> _TASK GOAL_:
For each line of the listing that includes the word "this", show the whole line.

======== DATASET EXTRACT ========

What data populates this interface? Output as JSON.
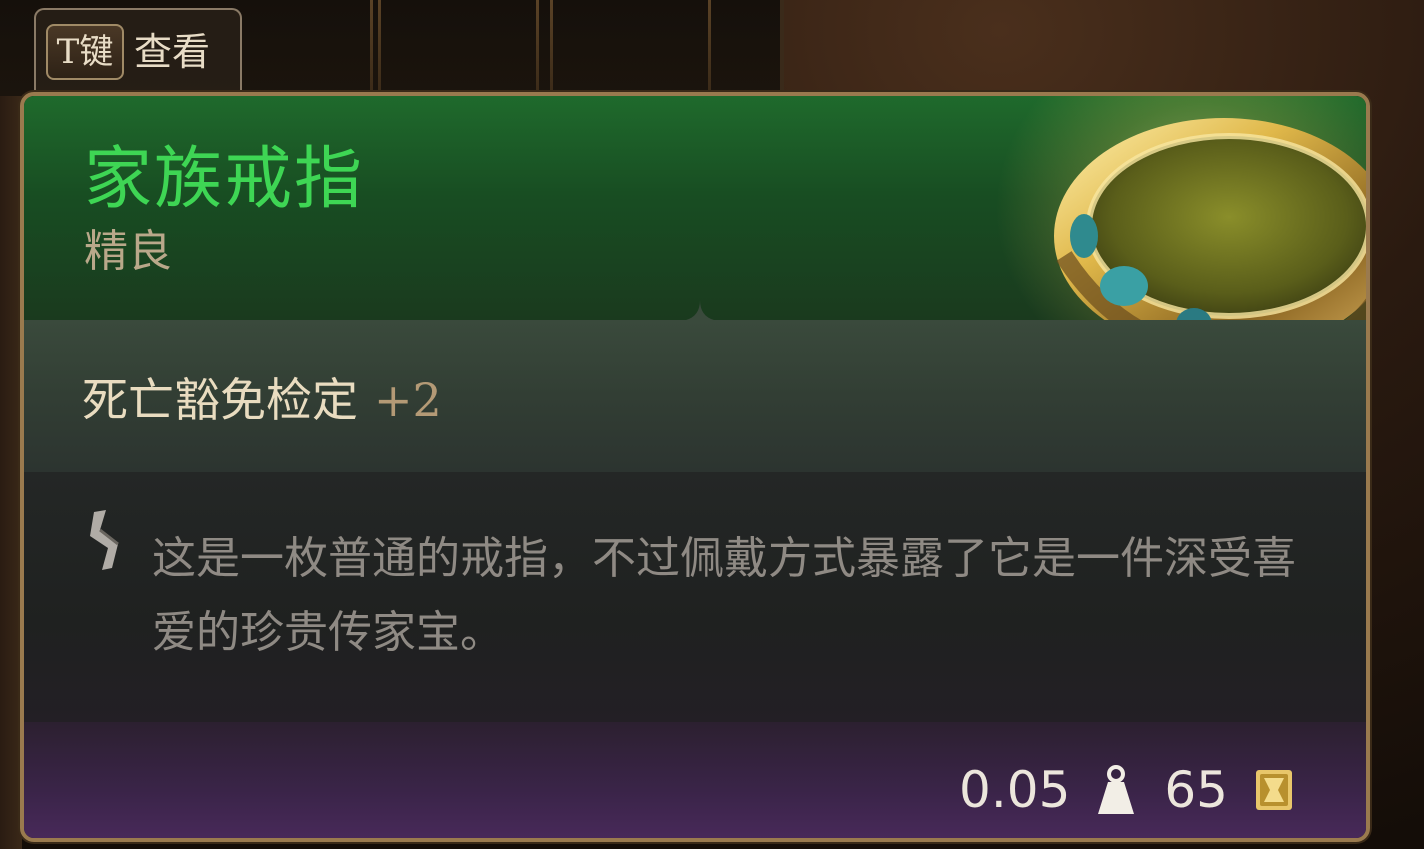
{
  "top_bar": {
    "key_label": "T键",
    "action_label": "查看"
  },
  "item": {
    "name": "家族戒指",
    "rarity": "精良",
    "rarity_color": "#3ed654",
    "image_icon": "gold-ring-icon"
  },
  "stats": [
    {
      "label": "死亡豁免检定",
      "bonus": "+2"
    }
  ],
  "description": {
    "icon": "scroll-icon",
    "text": "这是一枚普通的戒指，不过佩戴方式暴露了它是一件深受喜爱的珍贵传家宝。"
  },
  "footer": {
    "weight": "0.05",
    "weight_icon": "weight-icon",
    "value": "65",
    "value_icon": "gold-coin-icon"
  },
  "colors": {
    "header_green": "#1f6a2c",
    "footer_purple": "#4a2a5c",
    "border_gold": "#9a7a4e"
  }
}
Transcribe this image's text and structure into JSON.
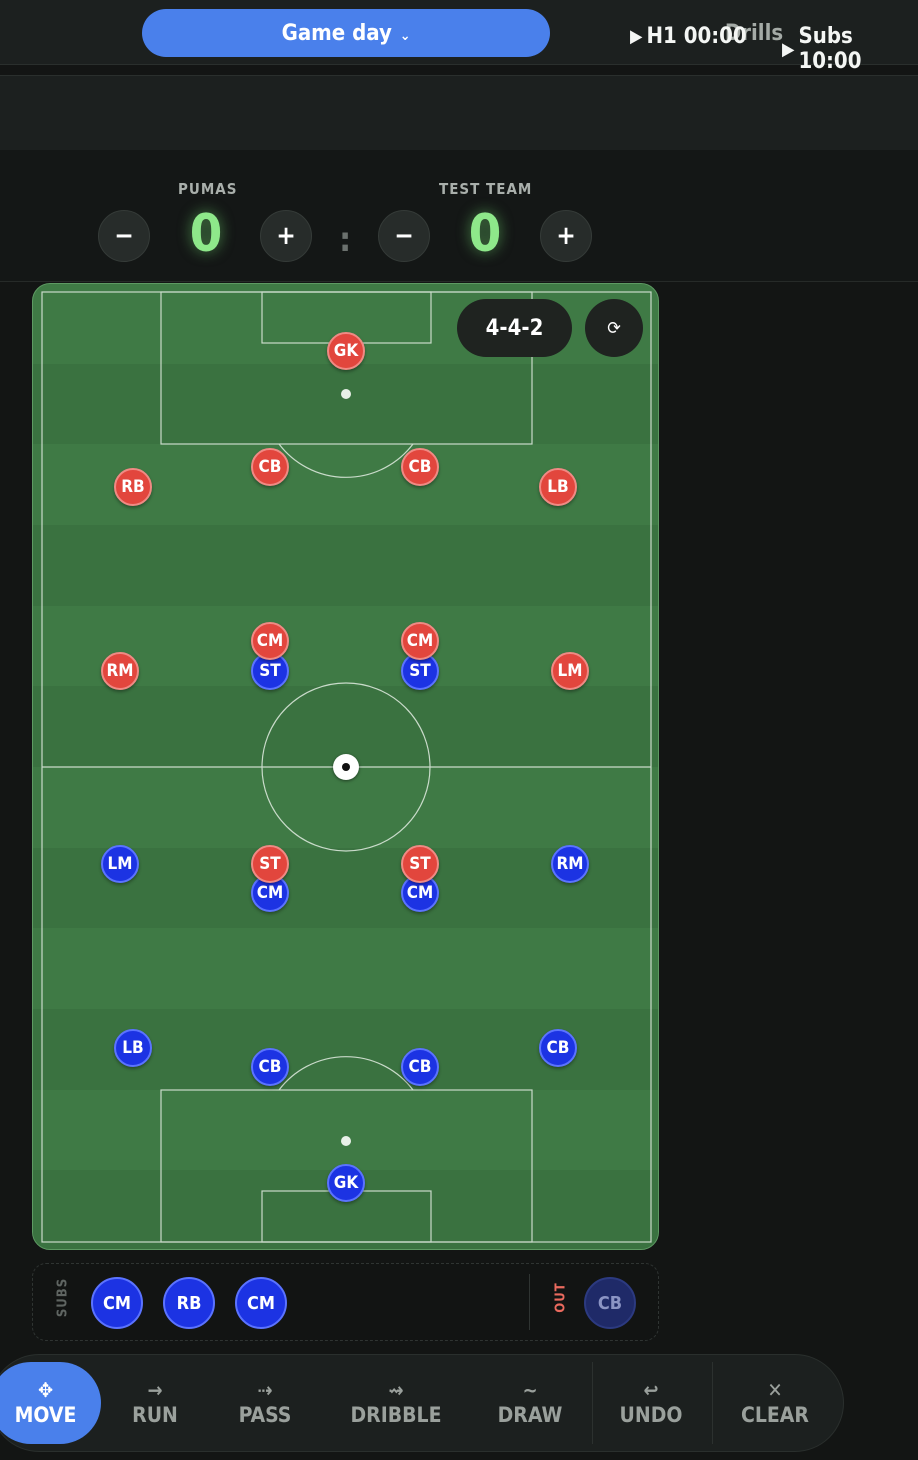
{
  "tabs": {
    "active": "Game day",
    "active_chevron": "⌄",
    "inactive": "Drills"
  },
  "timers": {
    "half": "H1 00:00",
    "subs": "Subs 10:00",
    "play_icon": "▶"
  },
  "score": {
    "home_name": "PUMAS",
    "home_score": "0",
    "away_name": "TEST TEAM",
    "away_score": "0",
    "minus": "−",
    "plus": "+",
    "separator": ":"
  },
  "pitch": {
    "formation": "4-4-2",
    "reset_icon": "⟳",
    "home_color": "#e2463d",
    "away_color": "#1c33e3",
    "red_players": [
      "GK",
      "CB",
      "CB",
      "RB",
      "LB",
      "CM",
      "CM",
      "RM",
      "LM",
      "ST",
      "ST"
    ],
    "blue_players": [
      "ST",
      "ST",
      "LM",
      "RM",
      "CM",
      "CM",
      "LB",
      "CB",
      "CB",
      "CB",
      "GK"
    ]
  },
  "subs": {
    "label": "SUBS",
    "players": [
      "CM",
      "RB",
      "CM"
    ],
    "out_label": "OUT",
    "out_players": [
      "CB"
    ]
  },
  "toolbar": [
    {
      "label": "MOVE",
      "icon": "✥"
    },
    {
      "label": "RUN",
      "icon": "→"
    },
    {
      "label": "PASS",
      "icon": "⇢"
    },
    {
      "label": "DRIBBLE",
      "icon": "⇝"
    },
    {
      "label": "DRAW",
      "icon": "∼"
    },
    {
      "label": "UNDO",
      "icon": "↩"
    },
    {
      "label": "CLEAR",
      "icon": "✕"
    }
  ]
}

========

> _FINAL ANSWER_:
What data populates this interface? Output as JSON.
Transcribe this image's text and structure into JSON.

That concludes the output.